We really enjoyed the maze last year, and this year it is just as good. The lighting and sound seem to have been fine tuned offering a more polished experience. The whining cogs and joints of an old marionette figure play offer a aural background throughout the maze as the score comes in when needed. The lighting is saturated and warm at times, while offering a cruel look at one of the more beloved characters in literature.
Unfortunately the talent here seemed a bit off on the three nights that we visited. They weren’t bad, per se, but it felt as if they were still feeling things out with their surroundings. Major important scenes were often found unstaffed or with scares mistimed. Give this maze another week or so and it will be on par with Black Magic as a not-to-miss maze.
Forevermore, a new maze, by designer Brooke Walters, is a high-concept haunted attraction that tells the story of a serial killer who is obsessed with the works of Edgar Allen Poe. But this murderer doesn’t kill people himself. No, he drugs his victims and lures them into committing his crimes for him. As guests queue up, televisions along the line play what appears to be a channel playing the Roger Corman film, Mask of the Red Death. Every so often the movie on the televisions is interrupted by a Breaking News “Live” report (featuring a straight laced Gus Krueger). It seems that police have located the hideout of the Poe Killer, but his whereabouts are unknown.
It is under this concept that guests are then released into the killer’s maze of terrors. Throughout, there are horrifying scenes of torture and murder, each referencing the works of Edgar Allen Poe. The Raven, Fall of the House of Usher, Telltale Heart, even Dr. Tarr and Professor Fether all make appearances with the scares coming from the Poe Killer’s unwilling, masked minions.
This maze is very literate and entirely too smart for its own good. While visually wonderful, this maze suffers terribly under the weight of its concept. It is a crucial error to passively set up important exposition in a loud queue. The same mistake was made with the Calico Mine Train overlay, Invasion Beneath, two years ago. It is a shame they didn’t take that lesson to heart. People in line at Haunt are already hyper-stimulated, conversing, texting on their smart phones, taking selfies etc. They can’t be depended on to ingest exposition until they are forced to put everything away and enter the maze. The scenarios were certainly interesting, and at times grotesque and repulsive. On that level the maze works. But there is just too much information to be asking visitors to be carrying through a maze in order to make sense of it all.

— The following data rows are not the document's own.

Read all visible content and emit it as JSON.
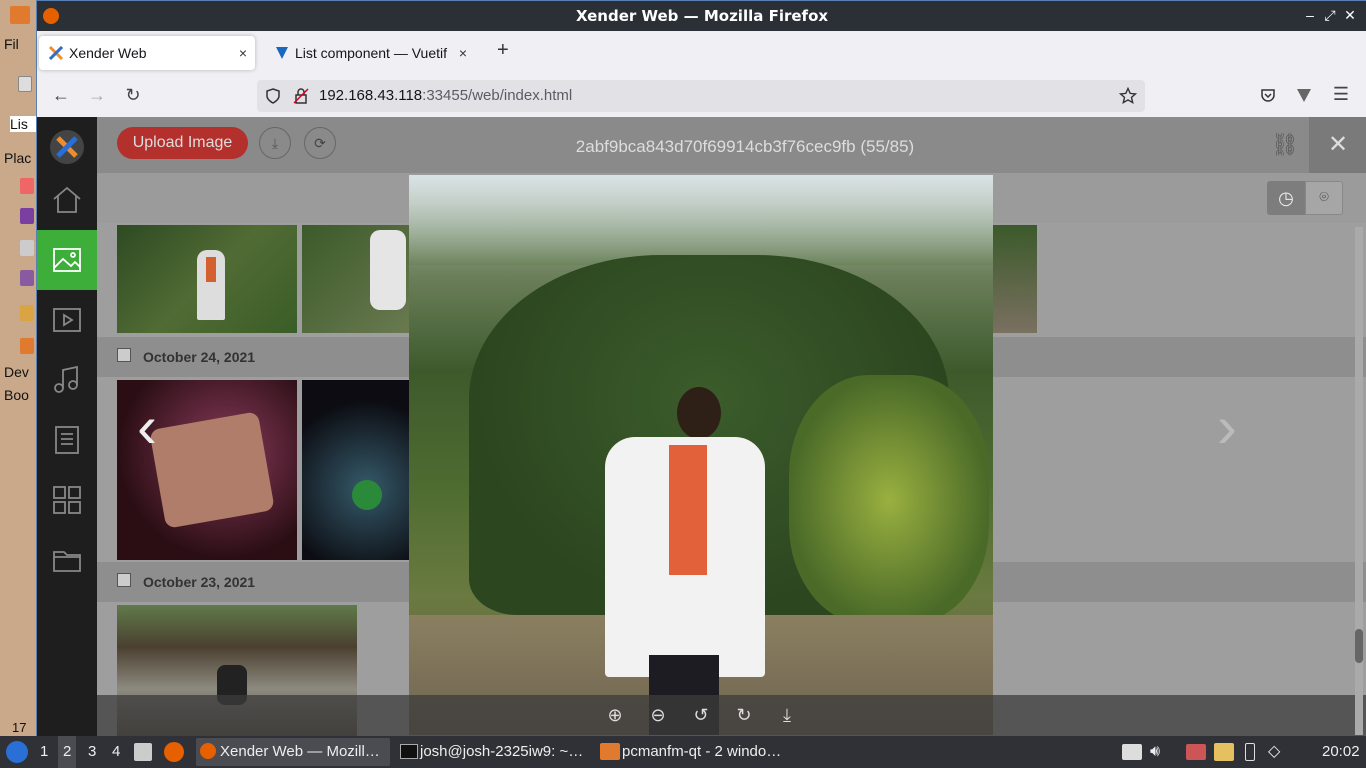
{
  "desktop": {
    "labels": [
      "Fil",
      "Lis",
      "Plac",
      "Dev",
      "Boo",
      "17"
    ]
  },
  "window": {
    "title": "Xender Web — Mozilla Firefox"
  },
  "tabs": [
    {
      "label": "Xender Web",
      "close": "×"
    },
    {
      "label": "List component — Vuetif",
      "close": "×"
    }
  ],
  "new_tab": "+",
  "url": {
    "host": "192.168.43.118",
    "rest": ":33455/web/index.html"
  },
  "app": {
    "upload_label": "Upload Image",
    "groups": [
      {
        "date": "October 24, 2021"
      },
      {
        "date": "October 23, 2021"
      }
    ],
    "viewer_title": "2abf9bca843d70f69914cb3f76cec9fb (55/85)",
    "sidebar": [
      "home",
      "images",
      "videos",
      "music",
      "documents",
      "apps",
      "folders"
    ]
  },
  "taskbar": {
    "workspaces": [
      "1",
      "2",
      "3",
      "4"
    ],
    "apps": [
      {
        "label": "Xender Web — Mozill…"
      },
      {
        "label": "josh@josh-2325iw9: ~…"
      },
      {
        "label": "pcmanfm-qt - 2 windo…"
      }
    ],
    "clock": "20:02"
  }
}
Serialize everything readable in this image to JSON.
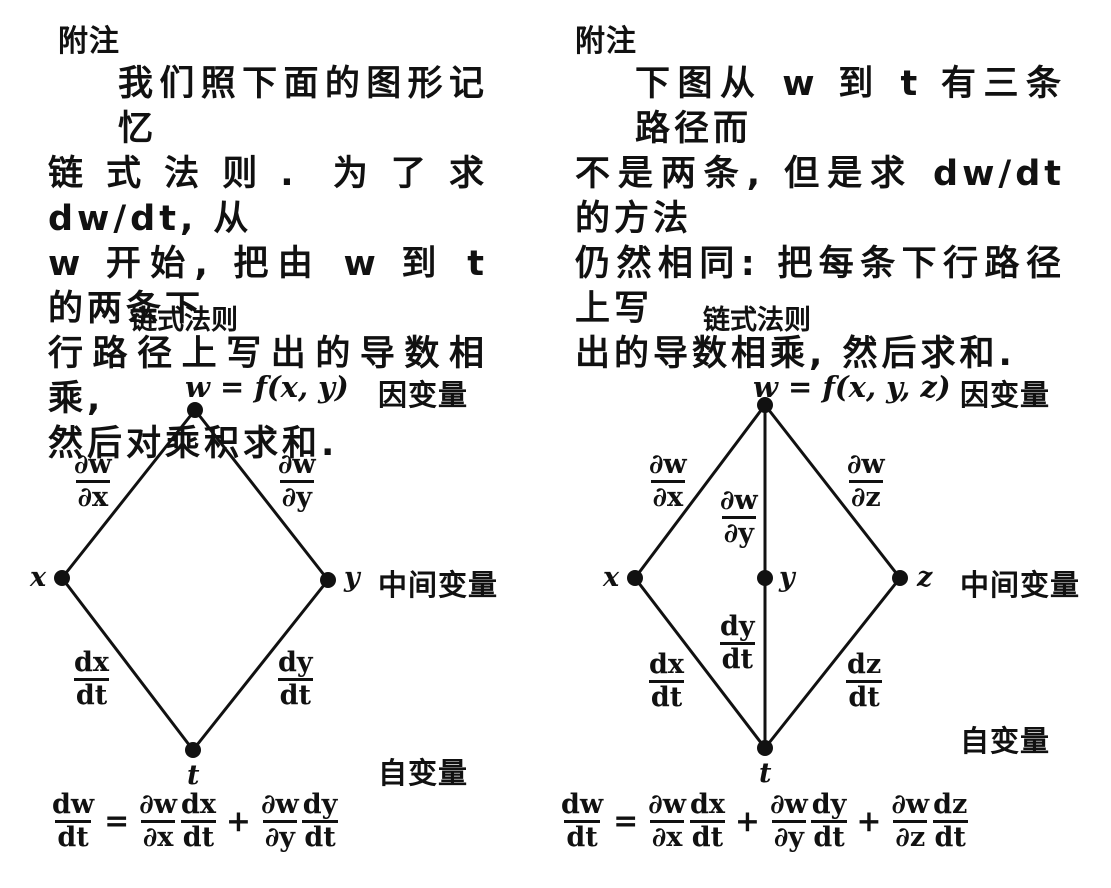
{
  "left": {
    "heading": "附注",
    "paragraph_lines": [
      "我们照下面的图形记忆",
      "链式法则. 为了求 dw/dt, 从",
      "w 开始, 把由 w 到 t 的两条下",
      "行路径上写出的导数相乘,",
      "然后对乘积求和."
    ],
    "diagram_title": "链式法则",
    "top_label": "w = f(x, y)",
    "levels": {
      "dependent": "因变量",
      "intermediate": "中间变量",
      "independent": "自变量"
    },
    "vars": {
      "x": "x",
      "y": "y",
      "t": "t"
    },
    "edges": {
      "dw_dx": {
        "num": "∂w",
        "den": "∂x"
      },
      "dw_dy": {
        "num": "∂w",
        "den": "∂y"
      },
      "dx_dt": {
        "num": "dx",
        "den": "dt"
      },
      "dy_dt": {
        "num": "dy",
        "den": "dt"
      }
    },
    "equation": {
      "lhs": {
        "num": "dw",
        "den": "dt"
      },
      "eq": "=",
      "plus": "+",
      "terms": [
        [
          {
            "num": "∂w",
            "den": "∂x"
          },
          {
            "num": "dx",
            "den": "dt"
          }
        ],
        [
          {
            "num": "∂w",
            "den": "∂y"
          },
          {
            "num": "dy",
            "den": "dt"
          }
        ]
      ]
    }
  },
  "right": {
    "heading": "附注",
    "paragraph_lines": [
      "下图从 w 到 t 有三条路径而",
      "不是两条, 但是求 dw/dt 的方法",
      "仍然相同: 把每条下行路径上写",
      "出的导数相乘, 然后求和."
    ],
    "diagram_title": "链式法则",
    "top_label": "w = f(x, y, z)",
    "levels": {
      "dependent": "因变量",
      "intermediate": "中间变量",
      "independent": "自变量"
    },
    "vars": {
      "x": "x",
      "y": "y",
      "z": "z",
      "t": "t"
    },
    "edges": {
      "dw_dx": {
        "num": "∂w",
        "den": "∂x"
      },
      "dw_dy": {
        "num": "∂w",
        "den": "∂y"
      },
      "dw_dz": {
        "num": "∂w",
        "den": "∂z"
      },
      "dx_dt": {
        "num": "dx",
        "den": "dt"
      },
      "dy_dt": {
        "num": "dy",
        "den": "dt"
      },
      "dz_dt": {
        "num": "dz",
        "den": "dt"
      }
    },
    "equation": {
      "lhs": {
        "num": "dw",
        "den": "dt"
      },
      "eq": "=",
      "plus": "+",
      "terms": [
        [
          {
            "num": "∂w",
            "den": "∂x"
          },
          {
            "num": "dx",
            "den": "dt"
          }
        ],
        [
          {
            "num": "∂w",
            "den": "∂y"
          },
          {
            "num": "dy",
            "den": "dt"
          }
        ],
        [
          {
            "num": "∂w",
            "den": "∂z"
          },
          {
            "num": "dz",
            "den": "dt"
          }
        ]
      ]
    }
  },
  "colors": {
    "ink": "#111111",
    "paper": "#ffffff"
  }
}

One way to really fix this maze would be to populate the entry area leading to the killer’s hideout with bloodied newscasters, delivering carefully scripted lines, warning guests of the killer’s presence. It would set up the sense of danger quickly and effectively, leaving guests to traverse the dangerous surroundings with an idea in mind of what to be afraid of. Regardless of these qualms, this is a pretty good maze worth more than a few scares. Go see it.
So this year there is a nearly perfect lineup of wonderful mazes to enjoy. Knott’s has really stepped up their game with scary and entertaining attractions. What’s more, there are 11 that come with admission and only one that you have to pay extra for. Not bad at all. If you ask us, the best value for Halloween fun is down on the farm . . . Knott’s Scary Farm.

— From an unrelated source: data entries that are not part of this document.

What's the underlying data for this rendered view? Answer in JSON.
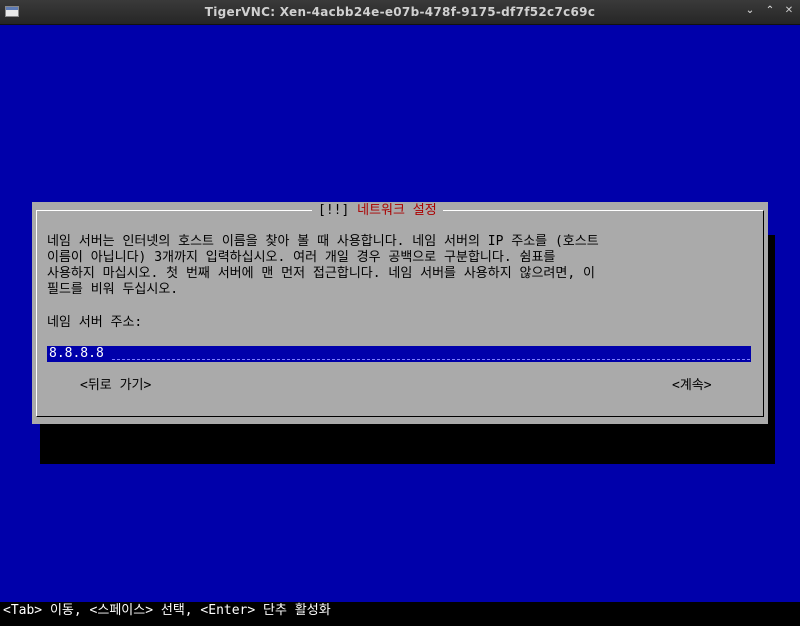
{
  "window": {
    "title": "TigerVNC: Xen-4acbb24e-e07b-478f-9175-df7f52c7c69c",
    "controls": {
      "minimize": "⌄",
      "maximize": "⌃",
      "close": "✕"
    }
  },
  "dialog": {
    "title_left": "[!!]",
    "title_text": "네트워크 설정",
    "description": [
      "네임 서버는 인터넷의 호스트 이름을 찾아 볼 때 사용합니다. 네임 서버의 IP 주소를 (호스트",
      "이름이 아닙니다) 3개까지 입력하십시오. 여러 개일 경우 공백으로 구분합니다. 쉼표를",
      "사용하지 마십시오. 첫 번째 서버에 맨 먼저 접근합니다. 네임 서버를 사용하지 않으려면, 이",
      "필드를 비워 두십시오."
    ],
    "field_label": "네임 서버 주소:",
    "field_value": "8.8.8.8",
    "back_label": "<뒤로 가기>",
    "continue_label": "<계속>"
  },
  "status": {
    "help_text": "<Tab> 이동, <스페이스> 선택, <Enter> 단추 활성화"
  },
  "colors": {
    "screen_bg": "#0000aa",
    "dialog_bg": "#aaaaaa",
    "title_fg": "#aa0000"
  }
}
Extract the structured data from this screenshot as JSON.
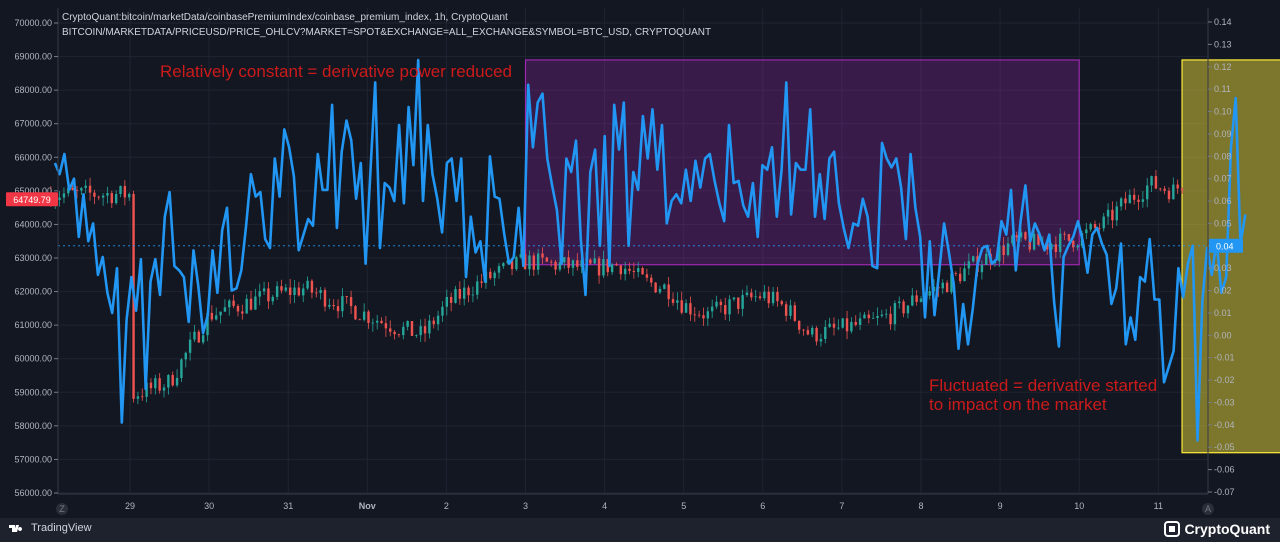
{
  "header": {
    "line1": "CryptoQuant:bitcoin/marketData/coinbasePremiumIndex/coinbase_premium_index, 1h, CryptoQuant",
    "line2": "BITCOIN/MARKETDATA/PRICEUSD/PRICE_OHLCV?MARKET=SPOT&EXCHANGE=ALL_EXCHANGE&SYMBOL=BTC_USD, CRYPTOQUANT"
  },
  "annotations": {
    "constant": "Relatively constant = derivative power reduced",
    "fluct_line1": "Fluctuated = derivative started",
    "fluct_line2": "to impact on the market"
  },
  "footer": {
    "left_brand": "TradingView",
    "right_brand": "CryptoQuant"
  },
  "corner_left": "Z",
  "corner_right": "A",
  "colors": {
    "background": "#131722",
    "premium_line": "#2196f3",
    "candle_up": "#26a69a",
    "candle_down": "#ef5350",
    "purple_box": "#9c27b0",
    "yellow_box": "#ffeb3b",
    "annotation": "#cc1a1a",
    "price_badge": "#f23645",
    "premium_badge": "#2196f3"
  },
  "chart_data": {
    "type": "line",
    "x_tick_labels": [
      "29",
      "30",
      "31",
      "Nov",
      "2",
      "3",
      "4",
      "5",
      "6",
      "7",
      "8",
      "9",
      "10",
      "11"
    ],
    "left_axis": {
      "ticks": [
        "70000.00",
        "69000.00",
        "68000.00",
        "67000.00",
        "66000.00",
        "65000.00",
        "64000.00",
        "63000.00",
        "62000.00",
        "61000.00",
        "60000.00",
        "59000.00",
        "58000.00",
        "57000.00",
        "56000.00"
      ],
      "range": [
        56000,
        70000
      ],
      "last_price_label": "64749.79",
      "last_price": 64749.79
    },
    "right_axis": {
      "ticks": [
        "0.14",
        "0.13",
        "0.12",
        "0.11",
        "0.10",
        "0.09",
        "0.08",
        "0.07",
        "0.06",
        "0.05",
        "0.04",
        "0.03",
        "0.02",
        "0.01",
        "0.00",
        "-0.01",
        "-0.02",
        "-0.03",
        "-0.04",
        "-0.05",
        "-0.06",
        "-0.07"
      ],
      "range": [
        -0.07,
        0.14
      ],
      "last_value_label": "0.04",
      "last_value": 0.04
    },
    "price_path": [
      [
        0.0,
        58900
      ],
      [
        0.5,
        59300
      ],
      [
        1.0,
        61300
      ],
      [
        1.4,
        61600
      ],
      [
        1.8,
        61900
      ],
      [
        2.2,
        62100
      ],
      [
        2.6,
        61700
      ],
      [
        3.0,
        61300
      ],
      [
        3.4,
        60900
      ],
      [
        3.7,
        60700
      ],
      [
        4.0,
        61600
      ],
      [
        4.3,
        62100
      ],
      [
        4.6,
        62500
      ],
      [
        5.0,
        62900
      ],
      [
        5.4,
        62800
      ],
      [
        5.8,
        62700
      ],
      [
        6.2,
        62800
      ],
      [
        6.5,
        62300
      ],
      [
        6.8,
        62100
      ],
      [
        7.0,
        61600
      ],
      [
        7.3,
        61300
      ],
      [
        7.6,
        61600
      ],
      [
        8.0,
        61900
      ],
      [
        8.3,
        61500
      ],
      [
        8.6,
        60700
      ],
      [
        9.0,
        60900
      ],
      [
        9.4,
        61100
      ],
      [
        9.7,
        61400
      ],
      [
        10.0,
        61900
      ],
      [
        10.3,
        62200
      ],
      [
        10.6,
        62700
      ],
      [
        10.9,
        63100
      ],
      [
        11.2,
        63500
      ],
      [
        11.5,
        63400
      ],
      [
        11.8,
        63500
      ],
      [
        12.0,
        63600
      ],
      [
        12.3,
        64000
      ],
      [
        12.6,
        64700
      ],
      [
        12.9,
        65200
      ],
      [
        13.2,
        65000
      ],
      [
        13.5,
        65700
      ],
      [
        13.8,
        66200
      ],
      [
        14.1,
        66700
      ],
      [
        14.4,
        67100
      ],
      [
        14.7,
        66800
      ],
      [
        15.0,
        67500
      ],
      [
        15.3,
        67400
      ],
      [
        15.6,
        66900
      ],
      [
        15.9,
        67200
      ],
      [
        16.2,
        66700
      ],
      [
        16.5,
        66600
      ],
      [
        16.8,
        67000
      ],
      [
        17.0,
        67200
      ],
      [
        17.2,
        66200
      ],
      [
        17.4,
        64900
      ]
    ],
    "premium_index": [
      0.077,
      0.072,
      0.081,
      0.065,
      0.07,
      0.044,
      0.063,
      0.042,
      0.05,
      0.027,
      0.035,
      0.019,
      0.01,
      0.03,
      -0.039,
      0.007,
      0.026,
      0.011,
      0.034,
      -0.024,
      0.024,
      0.034,
      0.018,
      0.053,
      0.064,
      0.031,
      0.029,
      0.026,
      0.006,
      0.038,
      0.022,
      0.001,
      0.009,
      0.038,
      0.019,
      0.047,
      0.057,
      0.02,
      0.021,
      0.029,
      0.049,
      0.072,
      0.062,
      0.064,
      0.043,
      0.039,
      0.079,
      0.062,
      0.092,
      0.084,
      0.071,
      0.038,
      0.045,
      0.052,
      0.049,
      0.081,
      0.065,
      0.065,
      0.103,
      0.048,
      0.082,
      0.096,
      0.087,
      0.061,
      0.077,
      0.032,
      0.073,
      0.113,
      0.039,
      0.068,
      0.066,
      0.06,
      0.094,
      0.059,
      0.102,
      0.076,
      0.123,
      0.06,
      0.094,
      0.072,
      0.061,
      0.046,
      0.077,
      0.079,
      0.06,
      0.079,
      0.026,
      0.053,
      0.037,
      0.042,
      0.024,
      0.08,
      0.062,
      0.061,
      0.045,
      0.032,
      0.035,
      0.057,
      0.031,
      0.112,
      0.084,
      0.104,
      0.108,
      0.079,
      0.067,
      0.056,
      0.032,
      0.079,
      0.073,
      0.087,
      0.043,
      0.018,
      0.073,
      0.083,
      0.04,
      0.089,
      0.031,
      0.103,
      0.083,
      0.104,
      0.04,
      0.073,
      0.065,
      0.098,
      0.079,
      0.101,
      0.074,
      0.094,
      0.05,
      0.06,
      0.063,
      0.059,
      0.074,
      0.06,
      0.078,
      0.066,
      0.079,
      0.081,
      0.069,
      0.059,
      0.051,
      0.094,
      0.068,
      0.069,
      0.058,
      0.053,
      0.068,
      0.044,
      0.076,
      0.074,
      0.084,
      0.053,
      0.074,
      0.113,
      0.054,
      0.077,
      0.074,
      0.074,
      0.101,
      0.053,
      0.072,
      0.052,
      0.079,
      0.082,
      0.059,
      0.048,
      0.039,
      0.05,
      0.049,
      0.061,
      0.053,
      0.031,
      0.03,
      0.086,
      0.079,
      0.075,
      0.079,
      0.066,
      0.043,
      0.081,
      0.057,
      0.044,
      0.008,
      0.042,
      0.009,
      0.029,
      0.05,
      0.037,
      0.023,
      -0.006,
      0.014,
      -0.004,
      0.012,
      0.032,
      0.039,
      0.04,
      0.032,
      0.034,
      0.051,
      0.045,
      0.065,
      0.029,
      0.051,
      0.067,
      0.042,
      0.05,
      0.045,
      0.038,
      0.045,
      0.015,
      -0.005,
      0.035,
      0.04,
      0.044,
      0.051,
      0.042,
      0.028,
      0.045,
      0.048,
      0.041,
      0.036,
      0.014,
      0.021,
      0.041,
      -0.004,
      0.008,
      -0.002,
      0.026,
      0.024,
      0.043,
      0.016,
      0.016,
      -0.021,
      -0.014,
      -0.007,
      0.03,
      0.017,
      0.032,
      0.04,
      -0.047,
      0.015,
      0.039,
      0.027,
      0.042,
      0.019,
      0.026,
      0.084,
      0.106,
      0.041,
      0.054
    ],
    "highlight_boxes": [
      {
        "x_range": [
          5.0,
          12.0
        ],
        "y_range": [
          62800,
          68900
        ],
        "color": "purple"
      },
      {
        "x_range": [
          13.3,
          15.1
        ],
        "y_range": [
          57200,
          68900
        ],
        "color": "yellow"
      }
    ],
    "grid": true
  }
}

If you took part in the MiceChat Halloween Haunt meet on September 28th we would LOVE to hear from you. Jump in and join the discussion here
There’s still a lot about Knott’s Haunt for us to share with you, as we haven’t told you anything about the shows yet, including the return of Elvira. We’ll be back shortly with part two of our Knott’s Scary Farm coverage.